◆ What the exercise asks ◆
When you spot the word "icon" in a line of the data below, copy that line.

[[ Records to use, beginning ]]

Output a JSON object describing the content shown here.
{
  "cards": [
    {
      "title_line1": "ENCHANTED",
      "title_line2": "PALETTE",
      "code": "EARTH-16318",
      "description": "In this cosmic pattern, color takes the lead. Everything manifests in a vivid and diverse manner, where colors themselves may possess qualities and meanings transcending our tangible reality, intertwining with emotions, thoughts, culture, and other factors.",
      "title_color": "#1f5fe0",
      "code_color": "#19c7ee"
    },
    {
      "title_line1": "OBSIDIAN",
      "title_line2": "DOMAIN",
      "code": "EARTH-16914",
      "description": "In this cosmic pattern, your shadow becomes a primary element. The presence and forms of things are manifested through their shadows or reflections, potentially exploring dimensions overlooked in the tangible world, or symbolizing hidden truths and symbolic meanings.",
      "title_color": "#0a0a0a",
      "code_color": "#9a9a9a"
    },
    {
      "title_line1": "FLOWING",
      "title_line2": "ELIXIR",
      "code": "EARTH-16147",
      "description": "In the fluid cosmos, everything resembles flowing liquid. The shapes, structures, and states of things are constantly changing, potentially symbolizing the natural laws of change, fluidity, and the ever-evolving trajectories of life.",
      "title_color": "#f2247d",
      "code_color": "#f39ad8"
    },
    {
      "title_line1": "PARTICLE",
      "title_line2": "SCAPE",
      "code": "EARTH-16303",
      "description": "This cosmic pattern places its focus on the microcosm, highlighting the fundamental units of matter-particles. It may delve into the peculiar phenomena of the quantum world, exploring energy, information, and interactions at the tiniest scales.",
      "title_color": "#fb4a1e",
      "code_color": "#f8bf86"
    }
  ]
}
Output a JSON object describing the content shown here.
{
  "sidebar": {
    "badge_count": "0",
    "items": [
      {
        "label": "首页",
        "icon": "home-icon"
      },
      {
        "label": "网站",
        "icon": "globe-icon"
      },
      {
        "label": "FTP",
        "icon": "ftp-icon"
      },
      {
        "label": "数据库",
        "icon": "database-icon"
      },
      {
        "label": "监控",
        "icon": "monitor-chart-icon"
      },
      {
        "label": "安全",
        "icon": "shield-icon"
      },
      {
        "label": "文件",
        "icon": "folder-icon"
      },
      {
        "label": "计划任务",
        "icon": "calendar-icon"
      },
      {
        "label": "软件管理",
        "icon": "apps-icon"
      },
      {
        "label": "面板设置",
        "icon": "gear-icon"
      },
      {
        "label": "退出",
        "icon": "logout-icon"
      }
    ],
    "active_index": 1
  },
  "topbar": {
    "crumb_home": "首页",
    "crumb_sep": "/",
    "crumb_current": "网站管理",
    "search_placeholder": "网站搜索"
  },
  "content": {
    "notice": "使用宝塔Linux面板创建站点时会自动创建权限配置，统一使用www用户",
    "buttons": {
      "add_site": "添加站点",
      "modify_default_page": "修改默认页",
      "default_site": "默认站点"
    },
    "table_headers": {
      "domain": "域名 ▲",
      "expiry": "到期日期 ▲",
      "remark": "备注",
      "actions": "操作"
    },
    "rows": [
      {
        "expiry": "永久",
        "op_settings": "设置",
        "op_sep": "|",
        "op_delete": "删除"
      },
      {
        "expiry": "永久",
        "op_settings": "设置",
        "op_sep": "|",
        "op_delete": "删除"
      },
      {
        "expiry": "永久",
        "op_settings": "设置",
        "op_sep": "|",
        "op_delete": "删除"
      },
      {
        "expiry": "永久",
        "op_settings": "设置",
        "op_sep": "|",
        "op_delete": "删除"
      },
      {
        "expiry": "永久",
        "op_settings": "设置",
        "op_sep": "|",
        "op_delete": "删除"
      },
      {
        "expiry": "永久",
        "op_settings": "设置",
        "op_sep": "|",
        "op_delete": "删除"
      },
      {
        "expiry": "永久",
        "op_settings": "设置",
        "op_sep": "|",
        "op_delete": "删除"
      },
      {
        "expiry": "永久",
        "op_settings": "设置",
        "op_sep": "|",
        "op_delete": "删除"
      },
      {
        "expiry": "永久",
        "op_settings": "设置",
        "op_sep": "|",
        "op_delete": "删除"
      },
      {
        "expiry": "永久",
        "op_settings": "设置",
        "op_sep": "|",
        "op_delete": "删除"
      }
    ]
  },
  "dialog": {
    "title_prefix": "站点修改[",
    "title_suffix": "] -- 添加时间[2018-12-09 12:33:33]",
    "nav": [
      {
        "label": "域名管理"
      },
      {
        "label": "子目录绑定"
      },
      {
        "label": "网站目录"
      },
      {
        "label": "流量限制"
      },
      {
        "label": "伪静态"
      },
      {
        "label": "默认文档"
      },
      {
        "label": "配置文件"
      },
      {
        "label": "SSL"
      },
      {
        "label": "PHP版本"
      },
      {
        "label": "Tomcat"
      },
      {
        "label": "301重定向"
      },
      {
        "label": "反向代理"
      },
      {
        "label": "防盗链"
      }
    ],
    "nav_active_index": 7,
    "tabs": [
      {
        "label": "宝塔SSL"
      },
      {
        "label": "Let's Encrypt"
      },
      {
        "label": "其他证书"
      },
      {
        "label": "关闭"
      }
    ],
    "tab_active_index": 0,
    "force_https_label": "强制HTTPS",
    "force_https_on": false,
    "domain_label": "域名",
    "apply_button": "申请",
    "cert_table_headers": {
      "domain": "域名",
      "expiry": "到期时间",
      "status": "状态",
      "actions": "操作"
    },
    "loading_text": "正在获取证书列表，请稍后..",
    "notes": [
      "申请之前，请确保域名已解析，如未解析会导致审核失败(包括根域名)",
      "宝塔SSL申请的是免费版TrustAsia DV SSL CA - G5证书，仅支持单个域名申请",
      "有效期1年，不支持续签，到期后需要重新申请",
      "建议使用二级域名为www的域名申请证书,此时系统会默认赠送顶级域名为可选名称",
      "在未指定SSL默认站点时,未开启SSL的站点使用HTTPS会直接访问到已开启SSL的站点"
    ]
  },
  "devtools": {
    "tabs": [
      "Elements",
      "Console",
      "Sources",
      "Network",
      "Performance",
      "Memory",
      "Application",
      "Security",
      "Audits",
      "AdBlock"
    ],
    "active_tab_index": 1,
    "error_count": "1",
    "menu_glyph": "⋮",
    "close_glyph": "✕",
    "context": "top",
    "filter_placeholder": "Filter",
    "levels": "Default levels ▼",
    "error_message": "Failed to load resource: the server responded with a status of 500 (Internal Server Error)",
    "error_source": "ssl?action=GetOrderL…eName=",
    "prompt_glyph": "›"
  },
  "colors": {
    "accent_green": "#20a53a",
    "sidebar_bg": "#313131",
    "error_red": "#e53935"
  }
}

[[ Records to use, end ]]

◆ Answer to the exercise ◆
        "icon": "home-icon"
        "icon": "globe-icon"
        "icon": "ftp-icon"
        "icon": "database-icon"
        "icon": "monitor-chart-icon"
        "icon": "shield-icon"
        "icon": "folder-icon"
        "icon": "calendar-icon"
        "icon": "apps-icon"
        "icon": "gear-icon"
        "icon": "logout-icon"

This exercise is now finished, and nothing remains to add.